Dataset rows for apps and sites:
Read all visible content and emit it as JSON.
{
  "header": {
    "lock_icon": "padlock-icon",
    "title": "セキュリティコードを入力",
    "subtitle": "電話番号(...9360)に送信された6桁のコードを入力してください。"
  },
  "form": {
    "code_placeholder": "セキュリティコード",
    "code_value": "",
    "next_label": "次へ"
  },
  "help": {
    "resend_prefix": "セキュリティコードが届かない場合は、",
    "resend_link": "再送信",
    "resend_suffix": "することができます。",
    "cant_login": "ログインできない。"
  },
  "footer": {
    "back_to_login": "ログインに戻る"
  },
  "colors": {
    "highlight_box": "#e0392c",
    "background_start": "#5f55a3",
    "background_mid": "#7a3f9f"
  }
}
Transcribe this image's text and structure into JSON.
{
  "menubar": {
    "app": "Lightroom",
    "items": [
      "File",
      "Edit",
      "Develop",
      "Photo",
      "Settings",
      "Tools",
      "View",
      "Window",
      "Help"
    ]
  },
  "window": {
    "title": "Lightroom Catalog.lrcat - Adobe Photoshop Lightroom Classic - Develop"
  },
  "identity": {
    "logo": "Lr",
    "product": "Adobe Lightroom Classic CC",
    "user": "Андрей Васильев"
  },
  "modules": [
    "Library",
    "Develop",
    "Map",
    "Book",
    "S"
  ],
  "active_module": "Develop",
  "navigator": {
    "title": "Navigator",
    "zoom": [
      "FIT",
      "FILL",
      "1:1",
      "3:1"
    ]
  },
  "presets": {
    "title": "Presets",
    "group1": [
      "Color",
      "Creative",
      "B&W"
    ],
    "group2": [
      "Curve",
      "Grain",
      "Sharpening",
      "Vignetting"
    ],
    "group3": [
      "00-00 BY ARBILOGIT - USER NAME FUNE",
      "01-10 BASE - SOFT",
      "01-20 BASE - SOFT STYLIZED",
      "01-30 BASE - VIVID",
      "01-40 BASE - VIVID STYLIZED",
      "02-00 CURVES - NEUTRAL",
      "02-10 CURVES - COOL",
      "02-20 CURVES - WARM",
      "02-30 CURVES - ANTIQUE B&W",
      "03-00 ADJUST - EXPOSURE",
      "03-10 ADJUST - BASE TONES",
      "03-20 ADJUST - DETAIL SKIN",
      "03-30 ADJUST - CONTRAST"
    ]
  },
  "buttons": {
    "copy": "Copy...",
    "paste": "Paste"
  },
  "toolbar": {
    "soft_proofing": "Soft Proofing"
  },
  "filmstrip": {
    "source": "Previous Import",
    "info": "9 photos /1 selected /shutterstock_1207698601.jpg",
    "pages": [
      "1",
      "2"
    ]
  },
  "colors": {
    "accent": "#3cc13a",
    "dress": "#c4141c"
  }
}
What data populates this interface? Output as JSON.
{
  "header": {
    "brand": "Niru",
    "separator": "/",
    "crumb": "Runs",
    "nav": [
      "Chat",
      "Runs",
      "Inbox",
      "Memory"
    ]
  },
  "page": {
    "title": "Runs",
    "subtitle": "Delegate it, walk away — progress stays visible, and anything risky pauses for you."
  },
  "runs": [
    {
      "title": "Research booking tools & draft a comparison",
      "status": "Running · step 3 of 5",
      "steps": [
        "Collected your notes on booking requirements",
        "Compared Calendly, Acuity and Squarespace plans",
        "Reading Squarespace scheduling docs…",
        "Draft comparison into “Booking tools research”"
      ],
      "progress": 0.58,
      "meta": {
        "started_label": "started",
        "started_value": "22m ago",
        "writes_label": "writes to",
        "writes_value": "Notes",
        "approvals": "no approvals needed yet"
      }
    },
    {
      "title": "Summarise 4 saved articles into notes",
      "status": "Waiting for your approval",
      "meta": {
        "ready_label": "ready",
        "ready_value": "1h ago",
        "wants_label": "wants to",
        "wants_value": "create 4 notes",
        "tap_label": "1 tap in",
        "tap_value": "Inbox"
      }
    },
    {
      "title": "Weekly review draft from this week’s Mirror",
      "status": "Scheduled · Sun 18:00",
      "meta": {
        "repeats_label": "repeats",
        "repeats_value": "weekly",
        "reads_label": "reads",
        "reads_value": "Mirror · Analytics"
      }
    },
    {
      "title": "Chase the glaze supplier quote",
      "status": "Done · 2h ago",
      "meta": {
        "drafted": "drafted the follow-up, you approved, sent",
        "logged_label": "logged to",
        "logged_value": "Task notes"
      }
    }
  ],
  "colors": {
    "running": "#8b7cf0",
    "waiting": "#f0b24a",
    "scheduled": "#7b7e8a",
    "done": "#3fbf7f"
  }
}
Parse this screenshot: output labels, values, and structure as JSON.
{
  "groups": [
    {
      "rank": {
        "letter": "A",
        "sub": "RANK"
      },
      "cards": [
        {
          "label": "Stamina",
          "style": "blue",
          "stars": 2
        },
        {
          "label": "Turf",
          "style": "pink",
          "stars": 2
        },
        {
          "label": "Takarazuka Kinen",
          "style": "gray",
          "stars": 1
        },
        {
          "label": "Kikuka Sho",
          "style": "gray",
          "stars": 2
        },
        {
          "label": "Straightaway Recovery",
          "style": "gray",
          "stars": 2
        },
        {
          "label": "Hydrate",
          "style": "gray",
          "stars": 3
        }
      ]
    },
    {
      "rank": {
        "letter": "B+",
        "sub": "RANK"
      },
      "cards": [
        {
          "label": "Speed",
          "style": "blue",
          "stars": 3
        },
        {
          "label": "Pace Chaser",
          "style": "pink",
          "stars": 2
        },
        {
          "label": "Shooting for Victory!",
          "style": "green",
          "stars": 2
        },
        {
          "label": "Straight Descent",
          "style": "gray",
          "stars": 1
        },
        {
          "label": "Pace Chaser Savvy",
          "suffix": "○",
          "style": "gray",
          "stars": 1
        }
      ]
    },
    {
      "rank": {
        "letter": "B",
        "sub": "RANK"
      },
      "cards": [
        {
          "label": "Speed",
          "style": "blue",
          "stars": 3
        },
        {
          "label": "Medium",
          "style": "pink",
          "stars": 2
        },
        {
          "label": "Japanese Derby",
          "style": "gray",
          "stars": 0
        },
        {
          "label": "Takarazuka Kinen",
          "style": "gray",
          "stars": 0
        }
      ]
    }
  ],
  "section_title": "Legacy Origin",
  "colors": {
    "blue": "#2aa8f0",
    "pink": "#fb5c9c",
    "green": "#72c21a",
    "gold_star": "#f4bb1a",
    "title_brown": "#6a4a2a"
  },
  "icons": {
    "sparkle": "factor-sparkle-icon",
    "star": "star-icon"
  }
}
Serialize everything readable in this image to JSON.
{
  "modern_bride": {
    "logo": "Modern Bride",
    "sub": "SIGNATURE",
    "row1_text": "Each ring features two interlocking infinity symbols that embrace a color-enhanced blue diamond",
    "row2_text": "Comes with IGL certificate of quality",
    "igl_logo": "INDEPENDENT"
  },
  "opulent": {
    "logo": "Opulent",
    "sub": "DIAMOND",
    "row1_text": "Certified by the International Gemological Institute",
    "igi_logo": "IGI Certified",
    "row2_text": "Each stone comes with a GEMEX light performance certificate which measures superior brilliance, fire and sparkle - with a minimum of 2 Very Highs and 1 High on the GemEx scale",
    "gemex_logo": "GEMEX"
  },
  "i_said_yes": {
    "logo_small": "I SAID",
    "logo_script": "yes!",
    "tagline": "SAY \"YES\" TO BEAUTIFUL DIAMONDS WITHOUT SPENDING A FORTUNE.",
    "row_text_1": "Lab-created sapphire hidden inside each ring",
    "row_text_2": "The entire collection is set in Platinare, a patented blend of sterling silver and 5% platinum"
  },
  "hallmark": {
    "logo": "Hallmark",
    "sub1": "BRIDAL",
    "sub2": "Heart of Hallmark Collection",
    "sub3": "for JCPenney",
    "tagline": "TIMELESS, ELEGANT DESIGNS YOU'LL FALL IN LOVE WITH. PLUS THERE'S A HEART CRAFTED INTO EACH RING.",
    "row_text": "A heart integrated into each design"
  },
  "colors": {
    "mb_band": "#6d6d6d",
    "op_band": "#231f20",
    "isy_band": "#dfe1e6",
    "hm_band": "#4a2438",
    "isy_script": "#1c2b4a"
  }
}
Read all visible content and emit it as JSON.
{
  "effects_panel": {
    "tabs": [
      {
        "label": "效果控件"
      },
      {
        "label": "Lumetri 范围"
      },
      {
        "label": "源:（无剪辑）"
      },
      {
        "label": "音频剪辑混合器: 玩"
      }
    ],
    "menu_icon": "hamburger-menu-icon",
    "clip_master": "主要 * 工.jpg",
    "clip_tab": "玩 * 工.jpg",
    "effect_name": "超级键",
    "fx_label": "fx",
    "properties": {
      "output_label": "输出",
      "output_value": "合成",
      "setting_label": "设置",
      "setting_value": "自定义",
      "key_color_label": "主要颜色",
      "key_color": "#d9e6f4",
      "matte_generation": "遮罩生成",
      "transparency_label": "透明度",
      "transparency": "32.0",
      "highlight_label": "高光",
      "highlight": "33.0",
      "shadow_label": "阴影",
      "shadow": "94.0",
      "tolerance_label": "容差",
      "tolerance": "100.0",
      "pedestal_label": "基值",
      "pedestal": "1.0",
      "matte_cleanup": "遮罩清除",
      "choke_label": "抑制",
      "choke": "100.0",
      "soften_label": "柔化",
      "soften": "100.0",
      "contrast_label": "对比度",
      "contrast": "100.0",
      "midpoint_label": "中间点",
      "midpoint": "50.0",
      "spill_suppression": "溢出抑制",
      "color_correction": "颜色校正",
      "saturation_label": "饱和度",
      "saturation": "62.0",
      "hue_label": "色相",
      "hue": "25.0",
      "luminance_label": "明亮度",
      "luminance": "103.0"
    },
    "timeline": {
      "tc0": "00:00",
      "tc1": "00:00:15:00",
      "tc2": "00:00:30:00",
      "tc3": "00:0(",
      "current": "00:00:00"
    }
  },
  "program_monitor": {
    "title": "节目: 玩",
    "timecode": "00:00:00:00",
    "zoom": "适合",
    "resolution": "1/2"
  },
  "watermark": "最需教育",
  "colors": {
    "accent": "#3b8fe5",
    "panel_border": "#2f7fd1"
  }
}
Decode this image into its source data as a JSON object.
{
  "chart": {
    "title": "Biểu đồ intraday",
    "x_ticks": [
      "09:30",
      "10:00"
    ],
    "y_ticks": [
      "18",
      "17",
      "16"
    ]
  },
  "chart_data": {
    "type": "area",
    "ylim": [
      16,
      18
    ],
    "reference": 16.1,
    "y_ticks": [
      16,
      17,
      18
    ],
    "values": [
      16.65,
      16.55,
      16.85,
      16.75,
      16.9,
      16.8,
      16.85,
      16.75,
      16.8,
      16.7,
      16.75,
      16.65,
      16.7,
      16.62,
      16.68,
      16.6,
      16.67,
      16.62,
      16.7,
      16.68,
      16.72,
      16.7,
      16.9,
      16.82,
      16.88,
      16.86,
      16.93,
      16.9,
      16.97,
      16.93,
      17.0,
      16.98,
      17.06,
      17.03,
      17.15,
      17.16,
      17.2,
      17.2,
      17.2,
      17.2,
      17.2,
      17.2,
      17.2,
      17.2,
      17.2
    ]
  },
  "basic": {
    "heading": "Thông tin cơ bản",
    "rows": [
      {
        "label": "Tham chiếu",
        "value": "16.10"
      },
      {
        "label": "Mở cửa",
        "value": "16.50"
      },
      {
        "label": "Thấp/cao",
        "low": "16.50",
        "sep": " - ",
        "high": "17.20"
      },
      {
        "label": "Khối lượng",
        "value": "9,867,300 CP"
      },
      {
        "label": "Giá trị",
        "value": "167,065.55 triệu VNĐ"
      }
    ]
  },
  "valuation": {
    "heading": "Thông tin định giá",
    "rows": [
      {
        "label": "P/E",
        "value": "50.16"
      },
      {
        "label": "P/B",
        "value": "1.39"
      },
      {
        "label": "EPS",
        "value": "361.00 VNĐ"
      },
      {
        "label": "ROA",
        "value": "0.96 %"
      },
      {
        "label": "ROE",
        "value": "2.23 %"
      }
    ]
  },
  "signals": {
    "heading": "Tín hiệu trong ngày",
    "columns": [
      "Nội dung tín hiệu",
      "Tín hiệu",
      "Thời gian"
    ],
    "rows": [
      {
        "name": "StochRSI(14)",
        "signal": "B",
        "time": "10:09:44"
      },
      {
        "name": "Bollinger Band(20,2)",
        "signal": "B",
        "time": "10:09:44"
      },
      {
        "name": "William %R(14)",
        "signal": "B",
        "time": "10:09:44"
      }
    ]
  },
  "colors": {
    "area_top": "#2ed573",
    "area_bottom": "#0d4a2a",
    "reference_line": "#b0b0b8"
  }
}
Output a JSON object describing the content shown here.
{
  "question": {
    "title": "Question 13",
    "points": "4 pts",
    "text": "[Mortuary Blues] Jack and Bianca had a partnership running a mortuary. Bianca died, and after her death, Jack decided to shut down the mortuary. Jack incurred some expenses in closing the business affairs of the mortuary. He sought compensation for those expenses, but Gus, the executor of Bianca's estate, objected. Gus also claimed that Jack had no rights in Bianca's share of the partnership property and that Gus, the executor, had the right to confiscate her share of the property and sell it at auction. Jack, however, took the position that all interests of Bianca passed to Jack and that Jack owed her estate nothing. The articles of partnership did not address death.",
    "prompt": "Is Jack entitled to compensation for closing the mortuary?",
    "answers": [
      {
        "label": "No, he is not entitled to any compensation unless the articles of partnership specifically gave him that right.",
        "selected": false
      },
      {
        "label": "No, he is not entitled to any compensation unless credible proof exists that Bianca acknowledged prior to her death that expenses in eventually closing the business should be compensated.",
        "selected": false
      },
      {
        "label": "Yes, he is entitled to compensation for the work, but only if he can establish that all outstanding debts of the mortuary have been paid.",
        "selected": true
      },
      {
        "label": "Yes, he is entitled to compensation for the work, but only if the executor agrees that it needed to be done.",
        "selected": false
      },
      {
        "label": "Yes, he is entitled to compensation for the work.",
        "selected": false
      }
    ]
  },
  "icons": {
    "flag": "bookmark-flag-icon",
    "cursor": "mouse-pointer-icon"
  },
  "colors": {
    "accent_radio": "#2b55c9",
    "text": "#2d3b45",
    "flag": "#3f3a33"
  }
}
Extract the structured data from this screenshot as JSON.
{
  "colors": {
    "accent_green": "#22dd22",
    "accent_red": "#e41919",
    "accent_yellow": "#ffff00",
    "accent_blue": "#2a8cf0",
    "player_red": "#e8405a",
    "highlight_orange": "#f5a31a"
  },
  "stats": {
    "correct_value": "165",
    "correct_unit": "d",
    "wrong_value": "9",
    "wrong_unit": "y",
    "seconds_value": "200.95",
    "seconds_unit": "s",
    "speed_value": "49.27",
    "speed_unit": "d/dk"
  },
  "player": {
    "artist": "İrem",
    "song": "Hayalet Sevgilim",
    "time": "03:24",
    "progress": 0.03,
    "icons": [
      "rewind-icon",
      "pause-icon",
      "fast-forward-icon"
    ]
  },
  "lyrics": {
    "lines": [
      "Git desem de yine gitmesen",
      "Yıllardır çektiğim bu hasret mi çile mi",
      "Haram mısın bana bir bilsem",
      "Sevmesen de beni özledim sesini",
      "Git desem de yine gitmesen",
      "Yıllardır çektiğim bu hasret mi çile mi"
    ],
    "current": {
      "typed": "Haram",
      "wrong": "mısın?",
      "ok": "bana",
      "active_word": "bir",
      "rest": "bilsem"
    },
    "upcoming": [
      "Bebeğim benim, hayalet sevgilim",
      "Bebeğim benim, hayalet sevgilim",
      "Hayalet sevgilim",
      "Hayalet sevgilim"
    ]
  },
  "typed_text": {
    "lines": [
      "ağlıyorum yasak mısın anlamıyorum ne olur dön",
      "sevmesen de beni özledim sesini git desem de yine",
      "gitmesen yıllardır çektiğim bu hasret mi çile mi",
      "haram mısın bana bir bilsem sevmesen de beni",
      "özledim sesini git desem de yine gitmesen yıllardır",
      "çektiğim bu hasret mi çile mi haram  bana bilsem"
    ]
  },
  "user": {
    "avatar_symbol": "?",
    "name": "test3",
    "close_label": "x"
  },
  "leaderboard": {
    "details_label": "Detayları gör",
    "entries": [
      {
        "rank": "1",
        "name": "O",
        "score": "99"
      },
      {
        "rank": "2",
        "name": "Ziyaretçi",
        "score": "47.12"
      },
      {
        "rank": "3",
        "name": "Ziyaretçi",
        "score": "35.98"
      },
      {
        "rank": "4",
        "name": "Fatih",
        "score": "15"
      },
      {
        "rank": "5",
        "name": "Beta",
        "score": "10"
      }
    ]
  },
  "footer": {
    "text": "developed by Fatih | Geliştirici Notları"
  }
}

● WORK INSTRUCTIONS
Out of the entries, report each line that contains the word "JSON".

● SOLUTION TO THIS EXERCISE
Read all visible content and emit it as JSON.
Transcribe this image's text and structure into JSON.
What data populates this interface? Output as JSON.
Parse this screenshot: output labels, values, and structure as JSON.
Serialize everything readable in this image to JSON.
Read all visible content and emit it as JSON.
Decode this image into its source data as a JSON object.
Output a JSON object describing the content shown here.
Extract the structured data from this screenshot as JSON.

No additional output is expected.